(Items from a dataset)
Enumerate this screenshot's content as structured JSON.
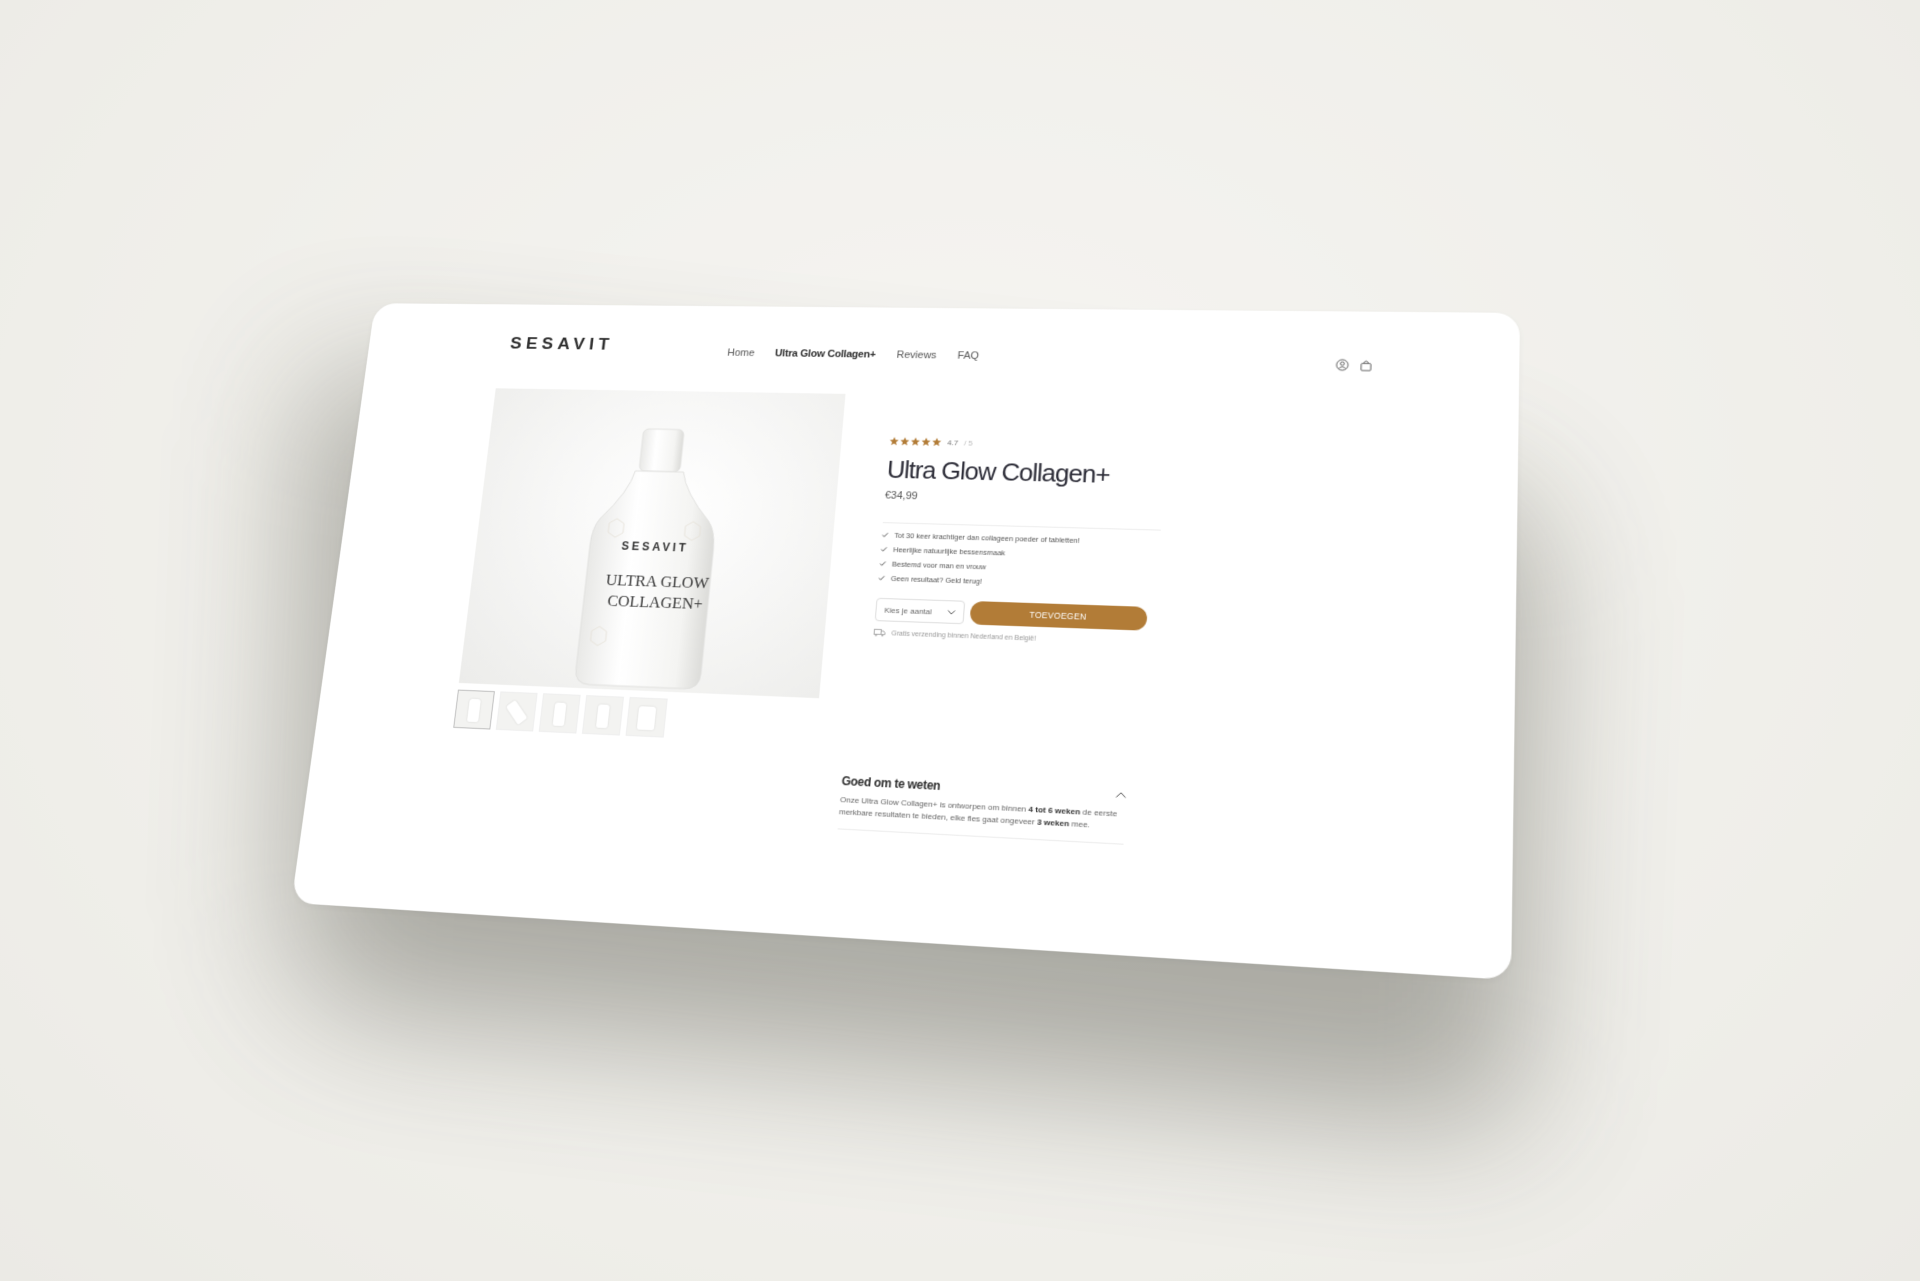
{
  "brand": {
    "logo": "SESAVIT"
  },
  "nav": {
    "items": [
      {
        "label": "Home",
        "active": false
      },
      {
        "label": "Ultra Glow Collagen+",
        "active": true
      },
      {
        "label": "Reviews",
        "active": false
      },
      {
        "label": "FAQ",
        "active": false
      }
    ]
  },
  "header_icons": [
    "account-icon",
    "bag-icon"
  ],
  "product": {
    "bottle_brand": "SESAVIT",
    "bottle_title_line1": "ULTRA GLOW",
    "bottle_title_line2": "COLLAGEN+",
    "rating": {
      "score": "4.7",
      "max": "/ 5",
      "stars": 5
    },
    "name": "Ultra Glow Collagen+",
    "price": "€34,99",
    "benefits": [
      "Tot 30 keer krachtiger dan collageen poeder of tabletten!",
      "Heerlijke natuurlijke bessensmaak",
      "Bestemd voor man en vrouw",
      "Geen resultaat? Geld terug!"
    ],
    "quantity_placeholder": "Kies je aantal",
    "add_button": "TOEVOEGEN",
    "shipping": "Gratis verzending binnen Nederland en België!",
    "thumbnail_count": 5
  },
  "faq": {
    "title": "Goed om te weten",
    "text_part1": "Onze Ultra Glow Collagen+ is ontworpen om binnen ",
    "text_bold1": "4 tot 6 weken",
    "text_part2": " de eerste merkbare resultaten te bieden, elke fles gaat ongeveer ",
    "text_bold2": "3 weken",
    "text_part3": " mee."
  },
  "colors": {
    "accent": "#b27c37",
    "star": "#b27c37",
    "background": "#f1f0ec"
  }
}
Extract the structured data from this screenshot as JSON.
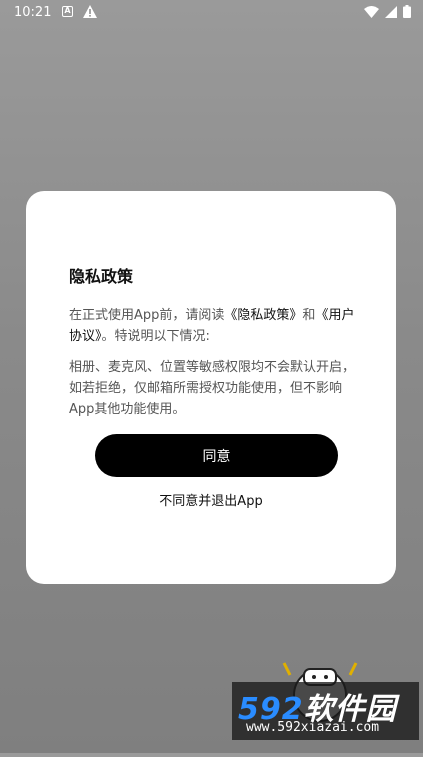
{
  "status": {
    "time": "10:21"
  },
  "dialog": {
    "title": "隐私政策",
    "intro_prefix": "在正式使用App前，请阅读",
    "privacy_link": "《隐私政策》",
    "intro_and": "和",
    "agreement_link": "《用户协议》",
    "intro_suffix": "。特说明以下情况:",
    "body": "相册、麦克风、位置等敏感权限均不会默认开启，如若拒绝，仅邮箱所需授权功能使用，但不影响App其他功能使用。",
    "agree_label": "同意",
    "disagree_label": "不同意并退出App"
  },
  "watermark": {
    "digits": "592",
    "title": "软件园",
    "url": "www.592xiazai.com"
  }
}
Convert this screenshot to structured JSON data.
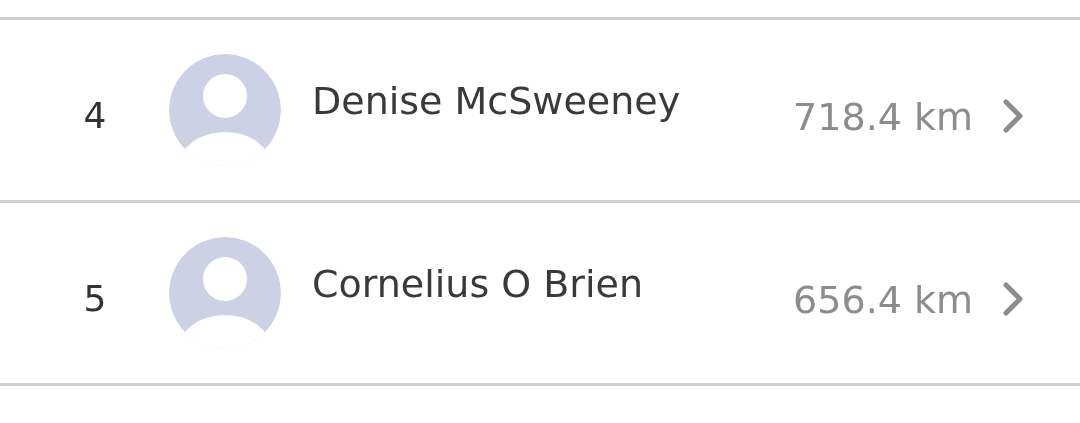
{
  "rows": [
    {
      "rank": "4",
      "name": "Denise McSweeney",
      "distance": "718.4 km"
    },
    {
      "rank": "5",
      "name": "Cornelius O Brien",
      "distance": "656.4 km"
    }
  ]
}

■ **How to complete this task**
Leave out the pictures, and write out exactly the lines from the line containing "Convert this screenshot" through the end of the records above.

■ **Output below**
Convert this screenshot to structured JSON data.
{
  "rows": [
    {
      "rank": "4",
      "name": "Denise McSweeney",
      "distance": "718.4 km"
    },
    {
      "rank": "5",
      "name": "Cornelius O Brien",
      "distance": "656.4 km"
    }
  ]
}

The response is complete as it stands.